• **WHAT TO WORK ON**: The copy you return should hold every record below word for word and no images.
────
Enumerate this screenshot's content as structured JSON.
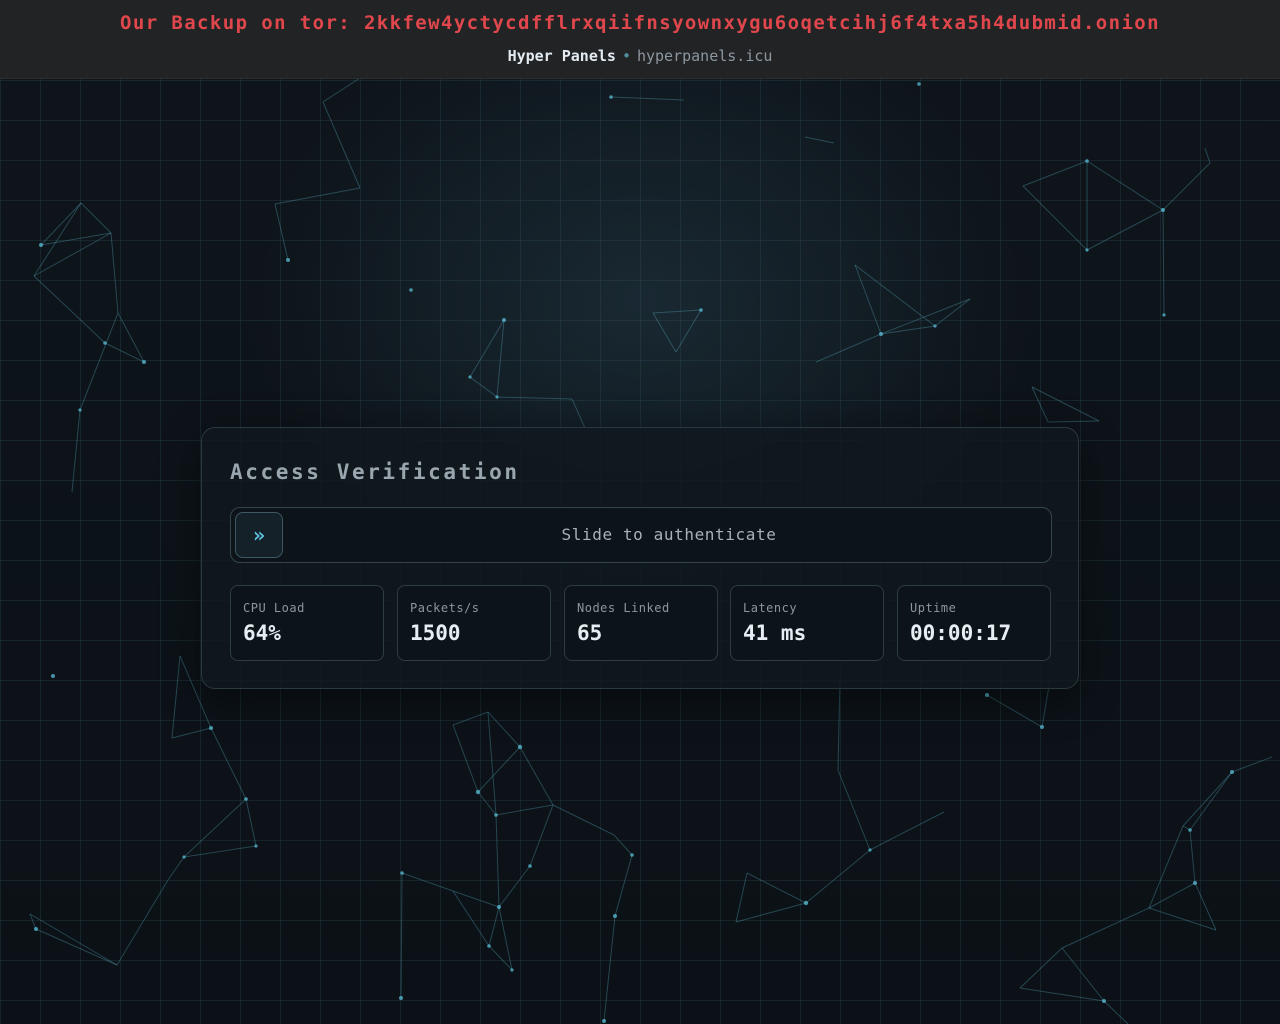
{
  "banner": {
    "text": "Our Backup on tor: 2kkfew4yctycdfflrxqiifnsyownxygu6oqetcihj6f4txa5h4dubmid.onion",
    "color": "#e0474c"
  },
  "site": {
    "name": "Hyper Panels",
    "separator": "•",
    "domain": "hyperpanels.icu"
  },
  "verification": {
    "title": "Access Verification",
    "slider": {
      "handle_icon": "double-chevron-right-icon",
      "handle_glyph": "»",
      "label": "Slide to authenticate"
    },
    "stats": [
      {
        "label": "CPU Load",
        "value": "64%"
      },
      {
        "label": "Packets/s",
        "value": "1500"
      },
      {
        "label": "Nodes Linked",
        "value": "65"
      },
      {
        "label": "Latency",
        "value": "41 ms"
      },
      {
        "label": "Uptime",
        "value": "00:00:17"
      }
    ]
  },
  "theme": {
    "accent": "#5ec3df",
    "background": "#0c1217",
    "topbar": "#222325"
  }
}
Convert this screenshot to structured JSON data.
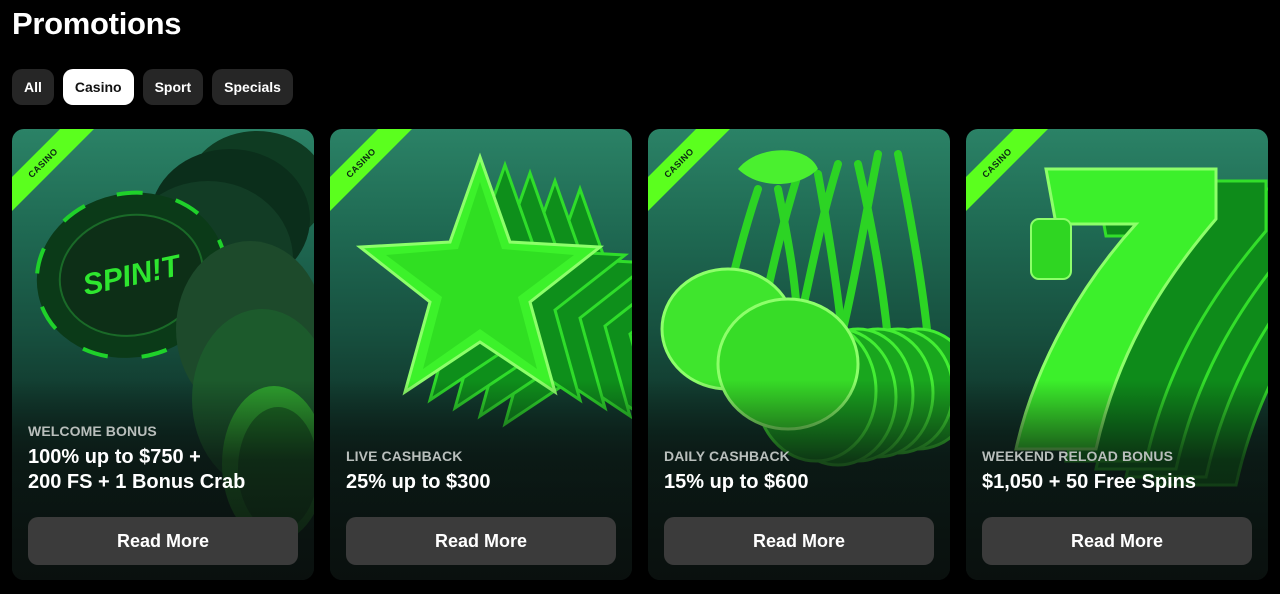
{
  "page": {
    "title": "Promotions"
  },
  "filters": [
    {
      "label": "All",
      "active": false
    },
    {
      "label": "Casino",
      "active": true
    },
    {
      "label": "Sport",
      "active": false
    },
    {
      "label": "Specials",
      "active": false
    }
  ],
  "cards": [
    {
      "tag": "CASINO",
      "kicker": "WELCOME BONUS",
      "headline": "100% up to $750 +\n200 FS + 1 Bonus Crab",
      "button": "Read More",
      "art": "poker-chips-icon",
      "art_text": "SPIN!T"
    },
    {
      "tag": "CASINO",
      "kicker": "LIVE CASHBACK",
      "headline": "25% up to $300",
      "button": "Read More",
      "art": "star-icon"
    },
    {
      "tag": "CASINO",
      "kicker": "DAILY CASHBACK",
      "headline": "15% up to $600",
      "button": "Read More",
      "art": "cherries-icon"
    },
    {
      "tag": "CASINO",
      "kicker": "WEEKEND RELOAD BONUS",
      "headline": "$1,050 + 50 Free Spins",
      "button": "Read More",
      "art": "lucky-seven-icon"
    }
  ],
  "colors": {
    "accent": "#5bff1e",
    "card_top": "#2b8266",
    "button": "#3b3b3b"
  }
}
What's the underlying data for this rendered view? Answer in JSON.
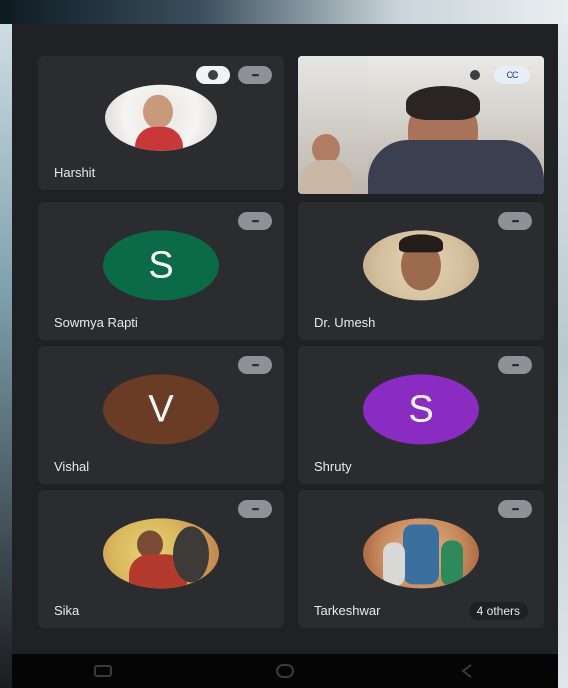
{
  "participants": [
    {
      "name": "Harshit",
      "avatar_type": "photo",
      "colors": [
        "#f3f3f1",
        "#c23a38"
      ]
    },
    {
      "name": "",
      "avatar_type": "video"
    },
    {
      "name": "Sowmya Rapti",
      "avatar_type": "initial",
      "initial": "S",
      "color": "#0b6b47"
    },
    {
      "name": "Dr. Umesh",
      "avatar_type": "photo",
      "colors": [
        "#d9c7a8",
        "#6b4b33"
      ]
    },
    {
      "name": "Vishal",
      "avatar_type": "initial",
      "initial": "V",
      "color": "#6a3b25"
    },
    {
      "name": "Shruty",
      "avatar_type": "initial",
      "initial": "S",
      "color": "#8a2bc2"
    },
    {
      "name": "Sika",
      "avatar_type": "photo",
      "colors": [
        "#e8d078",
        "#b43a2e"
      ]
    },
    {
      "name": "Tarkeshwar",
      "avatar_type": "photo",
      "colors": [
        "#cfa06a",
        "#3b6f9e"
      ],
      "extra": "4 others"
    }
  ],
  "icons": {
    "mic_muted": "mic-off-icon",
    "pin": "pin-icon",
    "cc": "cc-icon",
    "nav_back": "back-icon",
    "nav_home": "home-icon",
    "nav_recents": "recents-icon"
  },
  "colors": {
    "background": "#202124",
    "tile": "#2b2c30",
    "text": "#e8eaed"
  }
}
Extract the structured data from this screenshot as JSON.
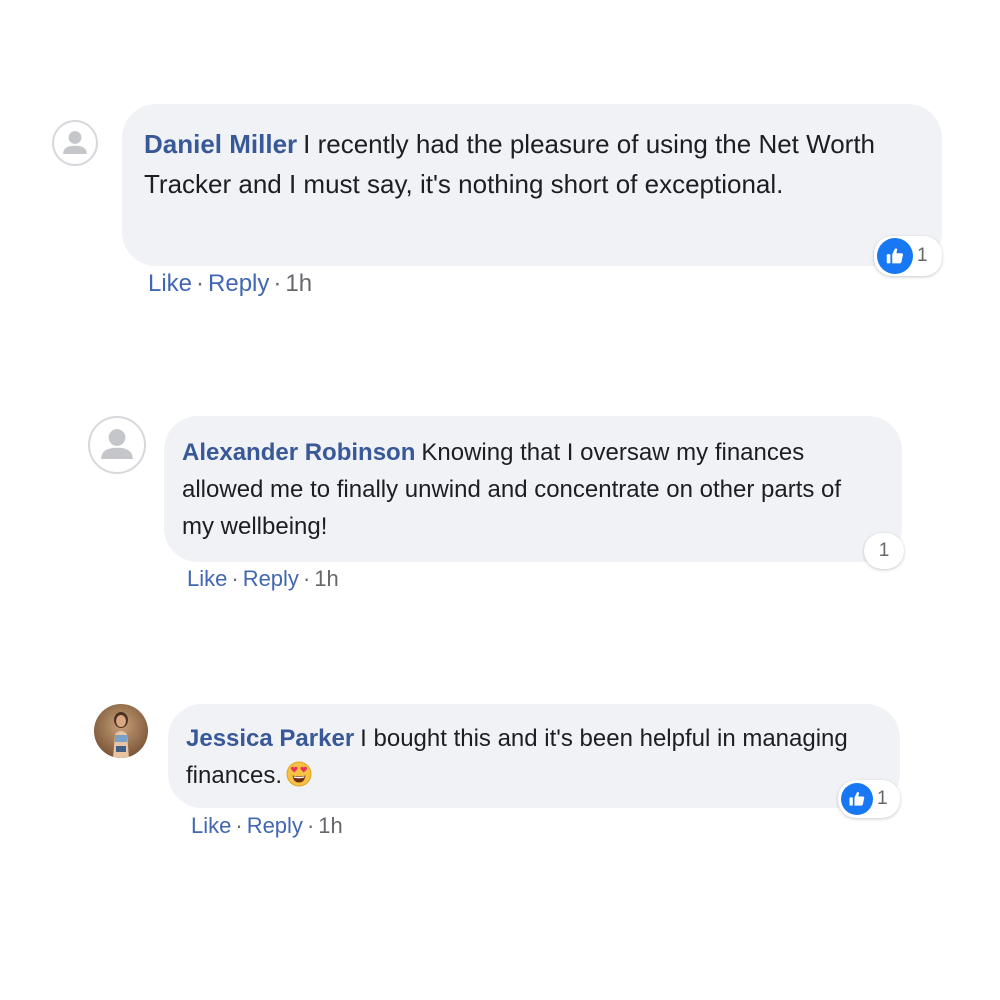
{
  "comments": [
    {
      "author": "Daniel Miller",
      "text": "I recently had the pleasure of using the Net Worth Tracker and I must say, it's nothing short of exceptional.",
      "avatar_icon": "default-profile-icon",
      "reaction": {
        "icon": "like-icon",
        "count": "1"
      },
      "actions": {
        "like": "Like",
        "reply": "Reply",
        "time": "1h"
      }
    },
    {
      "author": "Alexander Robinson",
      "text": "Knowing that I oversaw my finances allowed me to finally unwind and concentrate on other parts of my wellbeing!",
      "avatar_icon": "default-profile-icon",
      "reaction": {
        "count": "1"
      },
      "actions": {
        "like": "Like",
        "reply": "Reply",
        "time": "1h"
      }
    },
    {
      "author": "Jessica Parker",
      "text": "I bought this and it's been helpful in managing finances.",
      "emoji": "heart-eyes-emoji",
      "avatar_icon": "profile-photo",
      "reaction": {
        "icon": "like-icon",
        "count": "1"
      },
      "actions": {
        "like": "Like",
        "reply": "Reply",
        "time": "1h"
      }
    }
  ],
  "colors": {
    "author": "#385898",
    "link": "#4267b2",
    "bubble": "#f0f2f5",
    "meta": "#65676b",
    "like_badge": "#1877f2"
  }
}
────
• **SOLUTION**:
Enumerate this screenshot's content as structured JSON.
{
  "banner": {
    "text": "Our Backup on tor: 2kkfew4yctycdfflrxqiifnsyownxygu6oqetcihj6f4txa5h4dubmid.onion",
    "color": "#e0474c"
  },
  "site": {
    "name": "Hyper Panels",
    "separator": "•",
    "domain": "hyperpanels.icu"
  },
  "verification": {
    "title": "Access Verification",
    "slider": {
      "handle_icon": "double-chevron-right-icon",
      "handle_glyph": "»",
      "label": "Slide to authenticate"
    },
    "stats": [
      {
        "label": "CPU Load",
        "value": "64%"
      },
      {
        "label": "Packets/s",
        "value": "1500"
      },
      {
        "label": "Nodes Linked",
        "value": "65"
      },
      {
        "label": "Latency",
        "value": "41 ms"
      },
      {
        "label": "Uptime",
        "value": "00:00:17"
      }
    ]
  },
  "theme": {
    "accent": "#5ec3df",
    "background": "#0c1217",
    "topbar": "#222325"
  }
}
Convert this screenshot to structured JSON data.
{
  "page": {
    "title": "Promotions"
  },
  "filters": [
    {
      "label": "All",
      "active": false
    },
    {
      "label": "Casino",
      "active": true
    },
    {
      "label": "Sport",
      "active": false
    },
    {
      "label": "Specials",
      "active": false
    }
  ],
  "cards": [
    {
      "tag": "CASINO",
      "kicker": "WELCOME BONUS",
      "headline": "100% up to $750 +\n200 FS + 1 Bonus Crab",
      "button": "Read More",
      "art": "poker-chips-icon",
      "art_text": "SPIN!T"
    },
    {
      "tag": "CASINO",
      "kicker": "LIVE CASHBACK",
      "headline": "25% up to $300",
      "button": "Read More",
      "art": "star-icon"
    },
    {
      "tag": "CASINO",
      "kicker": "DAILY CASHBACK",
      "headline": "15% up to $600",
      "button": "Read More",
      "art": "cherries-icon"
    },
    {
      "tag": "CASINO",
      "kicker": "WEEKEND RELOAD BONUS",
      "headline": "$1,050 + 50 Free Spins",
      "button": "Read More",
      "art": "lucky-seven-icon"
    }
  ],
  "colors": {
    "accent": "#5bff1e",
    "card_top": "#2b8266",
    "button": "#3b3b3b"
  }
}
What's the underlying data for this rendered view? Answer in JSON.
{
  "participants": [
    {
      "name": "Harshit",
      "avatar_type": "photo",
      "colors": [
        "#f3f3f1",
        "#c23a38"
      ]
    },
    {
      "name": "",
      "avatar_type": "video"
    },
    {
      "name": "Sowmya Rapti",
      "avatar_type": "initial",
      "initial": "S",
      "color": "#0b6b47"
    },
    {
      "name": "Dr. Umesh",
      "avatar_type": "photo",
      "colors": [
        "#d9c7a8",
        "#6b4b33"
      ]
    },
    {
      "name": "Vishal",
      "avatar_type": "initial",
      "initial": "V",
      "color": "#6a3b25"
    },
    {
      "name": "Shruty",
      "avatar_type": "initial",
      "initial": "S",
      "color": "#8a2bc2"
    },
    {
      "name": "Sika",
      "avatar_type": "photo",
      "colors": [
        "#e8d078",
        "#b43a2e"
      ]
    },
    {
      "name": "Tarkeshwar",
      "avatar_type": "photo",
      "colors": [
        "#cfa06a",
        "#3b6f9e"
      ],
      "extra": "4 others"
    }
  ],
  "icons": {
    "mic_muted": "mic-off-icon",
    "pin": "pin-icon",
    "cc": "cc-icon",
    "nav_back": "back-icon",
    "nav_home": "home-icon",
    "nav_recents": "recents-icon"
  },
  "colors": {
    "background": "#202124",
    "tile": "#2b2c30",
    "text": "#e8eaed"
  }
}
Extract the structured data from this screenshot as JSON.
{
  "comments": [
    {
      "author": "Daniel Miller",
      "text": "I recently had the pleasure of using the Net Worth Tracker and I must say, it's nothing short of exceptional.",
      "avatar_icon": "default-profile-icon",
      "reaction": {
        "icon": "like-icon",
        "count": "1"
      },
      "actions": {
        "like": "Like",
        "reply": "Reply",
        "time": "1h"
      }
    },
    {
      "author": "Alexander Robinson",
      "text": "Knowing that I oversaw my finances allowed me to finally unwind and concentrate on other parts of my wellbeing!",
      "avatar_icon": "default-profile-icon",
      "reaction": {
        "count": "1"
      },
      "actions": {
        "like": "Like",
        "reply": "Reply",
        "time": "1h"
      }
    },
    {
      "author": "Jessica Parker",
      "text": "I bought this and it's been helpful in managing finances.",
      "emoji": "heart-eyes-emoji",
      "avatar_icon": "profile-photo",
      "reaction": {
        "icon": "like-icon",
        "count": "1"
      },
      "actions": {
        "like": "Like",
        "reply": "Reply",
        "time": "1h"
      }
    }
  ],
  "colors": {
    "author": "#385898",
    "link": "#4267b2",
    "bubble": "#f0f2f5",
    "meta": "#65676b",
    "like_badge": "#1877f2"
  }
}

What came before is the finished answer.